The role of conformation in musculoskeletal problems in the racing Thoroughbred


Colorado State University, Equine Science and Equine Orthopaedic Research Programs, Fort Collins, Colorado 80523, USA


Reasons for performing study: The relationship of conformation to future potential injury is a standard approach in practise but, at present, is largely based on subjective observations.

Objective: To measure conformation in 3-year-old Thoroughbreds and objectively test its relationship with the occurrence of musculoskeletal problems.

Methods: Conformation measurements were taken from photographs using specific reference points marked on the horses and processed on the computer. Clinical observations were recorded for each horse on a regular basis. Stepwise (forward) logistic regression analysis was performed to investigate the relationship between the binary response of the clinical outcomes probability and the conformation variables by the method of maximum likelihood.

Results: Clinical outcomes significantly (P<0.05) associated with conformational variables included effusion of the front fetlock, effusion of the right carpus, effusion of the carpus, effusion of the hind fetlock, fracture of the left or right carpus, right front fetlock problem and hind fetlock problem.

Conclusions: Offset knees (offset ratio) contributed to fetlock problems. Long pasterns increased the odds of a fracture in the front limb. An increase in the carpal angle as viewed from the front (carpal valgus) may serve as a protective mechanism, as the odds for a carpal fracture and carpal effusion decreased with an increase in the carpal angle.

Potential relevance: This study demonstrates relationships between conformation and musculoskeletal disease in the racehorse.

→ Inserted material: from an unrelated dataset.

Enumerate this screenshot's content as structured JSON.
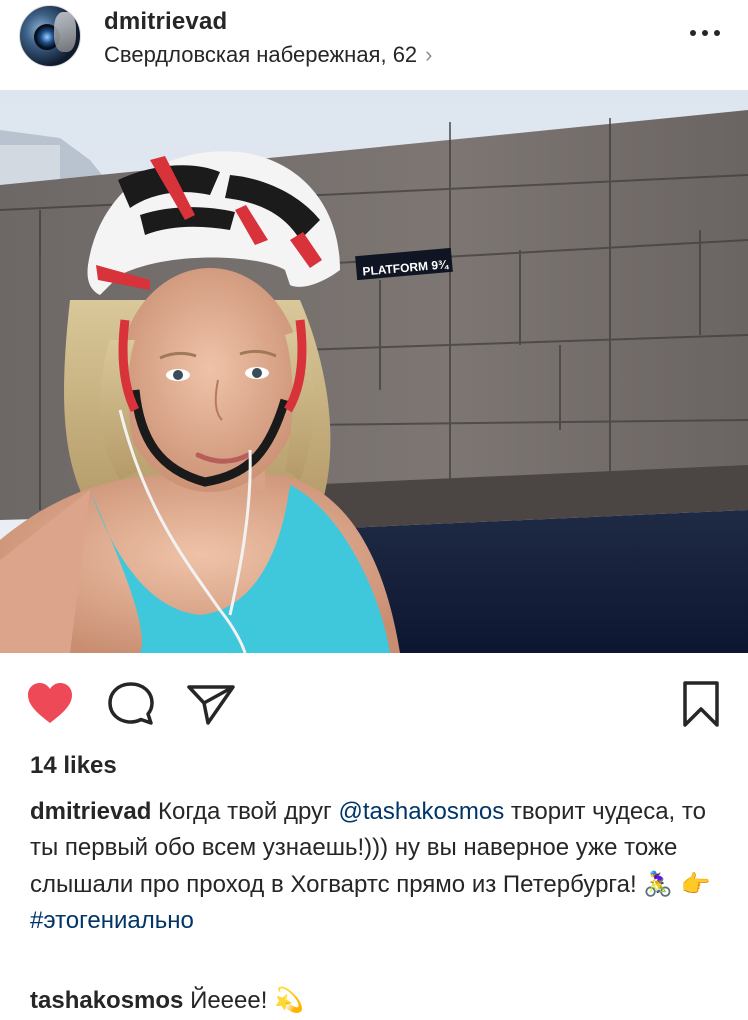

The information may be useful in selection and management of the racing Thoroughbred.